(What you are asked to do): Reproduce each of the entries that follow, exactly.

Excerpted data: Begin

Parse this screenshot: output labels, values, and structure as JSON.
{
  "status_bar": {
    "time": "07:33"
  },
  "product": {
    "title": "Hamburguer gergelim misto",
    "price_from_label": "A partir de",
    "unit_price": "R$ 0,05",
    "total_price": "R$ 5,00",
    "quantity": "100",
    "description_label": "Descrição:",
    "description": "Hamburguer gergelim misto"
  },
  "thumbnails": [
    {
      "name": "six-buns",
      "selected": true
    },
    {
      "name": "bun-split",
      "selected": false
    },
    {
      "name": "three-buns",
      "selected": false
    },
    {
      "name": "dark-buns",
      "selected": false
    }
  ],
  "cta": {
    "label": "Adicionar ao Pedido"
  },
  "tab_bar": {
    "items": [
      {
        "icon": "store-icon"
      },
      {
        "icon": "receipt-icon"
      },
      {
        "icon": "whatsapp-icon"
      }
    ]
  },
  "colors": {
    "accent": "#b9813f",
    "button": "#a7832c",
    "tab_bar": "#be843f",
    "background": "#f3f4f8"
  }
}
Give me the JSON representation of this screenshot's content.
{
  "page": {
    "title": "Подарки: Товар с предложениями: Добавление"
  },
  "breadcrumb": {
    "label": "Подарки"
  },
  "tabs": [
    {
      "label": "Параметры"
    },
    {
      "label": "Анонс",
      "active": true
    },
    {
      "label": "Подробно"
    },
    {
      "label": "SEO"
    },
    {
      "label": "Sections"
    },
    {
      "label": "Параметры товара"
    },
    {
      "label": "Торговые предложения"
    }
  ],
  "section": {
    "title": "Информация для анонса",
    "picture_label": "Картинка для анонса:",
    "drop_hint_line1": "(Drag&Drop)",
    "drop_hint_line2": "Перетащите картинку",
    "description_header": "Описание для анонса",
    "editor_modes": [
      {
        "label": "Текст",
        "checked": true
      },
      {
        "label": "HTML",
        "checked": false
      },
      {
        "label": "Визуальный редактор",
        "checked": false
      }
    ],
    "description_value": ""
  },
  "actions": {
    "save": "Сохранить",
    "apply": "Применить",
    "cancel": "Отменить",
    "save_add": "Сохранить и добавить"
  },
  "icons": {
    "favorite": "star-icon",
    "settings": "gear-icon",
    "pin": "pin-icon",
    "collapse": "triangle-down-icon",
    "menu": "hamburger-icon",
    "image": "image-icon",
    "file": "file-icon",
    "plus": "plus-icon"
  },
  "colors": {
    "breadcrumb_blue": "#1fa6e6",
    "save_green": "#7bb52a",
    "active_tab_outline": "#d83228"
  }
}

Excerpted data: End

(Solution for this problem):
Parse this screenshot: output labels, values, and structure as JSON.
{
  "status_bar": {
    "time": "07:33"
  },
  "product": {
    "title": "Hamburguer gergelim misto",
    "price_from_label": "A partir de",
    "unit_price": "R$ 0,05",
    "total_price": "R$ 5,00",
    "quantity": "100",
    "description_label": "Descrição:",
    "description": "Hamburguer gergelim misto"
  },
  "thumbnails": [
    {
      "name": "six-buns",
      "selected": true
    },
    {
      "name": "bun-split",
      "selected": false
    },
    {
      "name": "three-buns",
      "selected": false
    },
    {
      "name": "dark-buns",
      "selected": false
    }
  ],
  "cta": {
    "label": "Adicionar ao Pedido"
  },
  "tab_bar": {
    "items": [
      {
        "icon": "store-icon"
      },
      {
        "icon": "receipt-icon"
      },
      {
        "icon": "whatsapp-icon"
      }
    ]
  },
  "colors": {
    "accent": "#b9813f",
    "button": "#a7832c",
    "tab_bar": "#be843f",
    "background": "#f3f4f8"
  }
}
Give me the JSON representation of this screenshot's content.
{
  "page": {
    "title": "Подарки: Товар с предложениями: Добавление"
  },
  "breadcrumb": {
    "label": "Подарки"
  },
  "tabs": [
    {
      "label": "Параметры"
    },
    {
      "label": "Анонс",
      "active": true
    },
    {
      "label": "Подробно"
    },
    {
      "label": "SEO"
    },
    {
      "label": "Sections"
    },
    {
      "label": "Параметры товара"
    },
    {
      "label": "Торговые предложения"
    }
  ],
  "section": {
    "title": "Информация для анонса",
    "picture_label": "Картинка для анонса:",
    "drop_hint_line1": "(Drag&Drop)",
    "drop_hint_line2": "Перетащите картинку",
    "description_header": "Описание для анонса",
    "editor_modes": [
      {
        "label": "Текст",
        "checked": true
      },
      {
        "label": "HTML",
        "checked": false
      },
      {
        "label": "Визуальный редактор",
        "checked": false
      }
    ],
    "description_value": ""
  },
  "actions": {
    "save": "Сохранить",
    "apply": "Применить",
    "cancel": "Отменить",
    "save_add": "Сохранить и добавить"
  },
  "icons": {
    "favorite": "star-icon",
    "settings": "gear-icon",
    "pin": "pin-icon",
    "collapse": "triangle-down-icon",
    "menu": "hamburger-icon",
    "image": "image-icon",
    "file": "file-icon",
    "plus": "plus-icon"
  },
  "colors": {
    "breadcrumb_blue": "#1fa6e6",
    "save_green": "#7bb52a",
    "active_tab_outline": "#d83228"
  }
}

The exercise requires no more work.